Part 2: Questions 6- 10 are based on this part. (15 points)
Read the following passage and choose the best answer from A, B, C and D.
Remember global warming? Back in December, the threat of climate change was thundering and the rich countries agreed to cut their carbon-dioxide and other green-house-related emissions. Since then, interest has cooled markedly, and many European countries are already running away from the promises they made so loudly a few months ago. But there has been much talk, and a bit of action, to encourage renewable energies such as wind, hydro, solar and all living organisms. These emit no greenhouse gases, but tend to cost more than coal, oil or gas.
The better, simpler idea is to remember that the easiest way to reduce something is to tax it - in this case, by taxing the carbon content power. The dirtier the power, the more tax would be charged. So dirty coal would be more expensive than clean energy, so coal would see its price rise in relation to oil, which would be more expensive compared with gas, which would lose some of its price advantage over renewables.
Unless a carbon tax was so huge as to be economically crippling, it would not remove the price differential between all renewables and fossil fuels. But it would narrow that gap, by fixing the differing environmental costs into the price - a useful principle in itself. It would also give renewable producers a strong incentive to cut costs, and fossil-fuel suppliers the motivation to clean their products.

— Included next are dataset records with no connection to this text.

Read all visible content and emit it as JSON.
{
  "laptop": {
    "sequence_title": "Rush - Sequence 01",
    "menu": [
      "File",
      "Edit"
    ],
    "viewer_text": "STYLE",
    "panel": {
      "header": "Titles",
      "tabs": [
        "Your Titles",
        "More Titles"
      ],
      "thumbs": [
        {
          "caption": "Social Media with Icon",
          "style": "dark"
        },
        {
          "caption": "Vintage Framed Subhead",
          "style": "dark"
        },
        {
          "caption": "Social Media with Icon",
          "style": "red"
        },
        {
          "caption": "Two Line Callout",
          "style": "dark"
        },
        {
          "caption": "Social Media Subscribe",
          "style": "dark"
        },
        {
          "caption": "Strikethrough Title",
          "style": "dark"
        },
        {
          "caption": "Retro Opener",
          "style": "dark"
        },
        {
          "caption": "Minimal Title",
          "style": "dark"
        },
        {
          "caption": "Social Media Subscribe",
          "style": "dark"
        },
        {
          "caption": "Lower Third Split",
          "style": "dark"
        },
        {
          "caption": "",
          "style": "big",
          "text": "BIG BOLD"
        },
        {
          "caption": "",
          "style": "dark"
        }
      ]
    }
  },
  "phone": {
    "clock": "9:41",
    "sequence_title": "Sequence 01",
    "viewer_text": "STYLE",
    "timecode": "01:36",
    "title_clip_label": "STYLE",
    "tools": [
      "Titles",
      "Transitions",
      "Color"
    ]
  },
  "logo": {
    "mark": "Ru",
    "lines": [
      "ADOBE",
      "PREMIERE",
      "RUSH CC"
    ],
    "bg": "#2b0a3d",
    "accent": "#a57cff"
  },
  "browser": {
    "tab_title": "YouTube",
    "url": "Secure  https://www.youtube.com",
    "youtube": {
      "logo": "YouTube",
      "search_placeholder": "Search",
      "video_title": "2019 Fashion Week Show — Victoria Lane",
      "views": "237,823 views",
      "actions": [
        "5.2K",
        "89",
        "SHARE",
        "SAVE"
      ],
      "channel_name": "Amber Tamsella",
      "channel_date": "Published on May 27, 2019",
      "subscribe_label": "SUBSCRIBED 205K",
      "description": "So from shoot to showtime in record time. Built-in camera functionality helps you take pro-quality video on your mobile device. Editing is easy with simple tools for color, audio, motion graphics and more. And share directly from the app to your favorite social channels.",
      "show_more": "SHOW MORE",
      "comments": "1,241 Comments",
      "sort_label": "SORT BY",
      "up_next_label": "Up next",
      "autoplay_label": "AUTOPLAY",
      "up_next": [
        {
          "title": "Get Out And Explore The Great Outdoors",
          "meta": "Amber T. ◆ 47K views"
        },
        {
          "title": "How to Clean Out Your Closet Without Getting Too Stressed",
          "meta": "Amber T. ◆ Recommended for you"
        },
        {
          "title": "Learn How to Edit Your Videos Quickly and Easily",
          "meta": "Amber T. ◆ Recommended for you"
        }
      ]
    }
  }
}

Precedents suggest strongly that a carbon tax would be effective. But the disadvantage to carbon tax is political. After almost a decade of trying, the European Union gave up an attempt at a European carbon tax last year. Germany’s ruling coalition is fighting against a proposed energy tax. In America, politicians believe that even mentioning the notion is certain death. But many of the political objections could be met if a carbon tax were made up for the loss elsewhere, for example by lowering payroll or sales taxes. There is always suspicion when governments come up with clever new ways to tax, and rightly so. The response to that suspicion should be to win the argument, not to abandon it.
6. According to the passage, the easiest way to remove global warming is ___________.
A. to encourage people to use renewable energies
B. to cut down the cost of wind, hydro, solar and all living organisms
C. to force people to pay more tax for the carbon content of power
D. to talk less but act more
7. The standard of paying tax was _________.
A. that the more carbon content of power it contained, the higher tax one would pay
B. that oil would be more expensive than clean coal
C. that renewables would be most expensive of all
D. in the order that renewables are the most expensive while clean coal the cheapest
8. We can infer from the passage that carbon tax ___________.
A. may not be as effective as people expect
B. has encouraged renewable producers to cut costs
C. has reduced consumption of the carbon content energy successfully
D. couldn’t be that effective if fossil fuels would not be forbidden
9. The underlined word "crippling" (Para. 3) most probably means _________.
A. greatly increasing
B. seriously weakening
C. sharply declining
D. abruptly halting
10. The reason why many countries stopped introducing carbon tax eventually was mainly that ___________.
A. governments had tried to put it into effect for many years but with no obvious result
B. if one country made up the loss by paying the carbon tax, other countries would follow it
C. governments were afraid of being suspected if they adopted the new tax
D. governments had been discussing what to do with carbon tax for a long time, but they didn’t believe it themselves.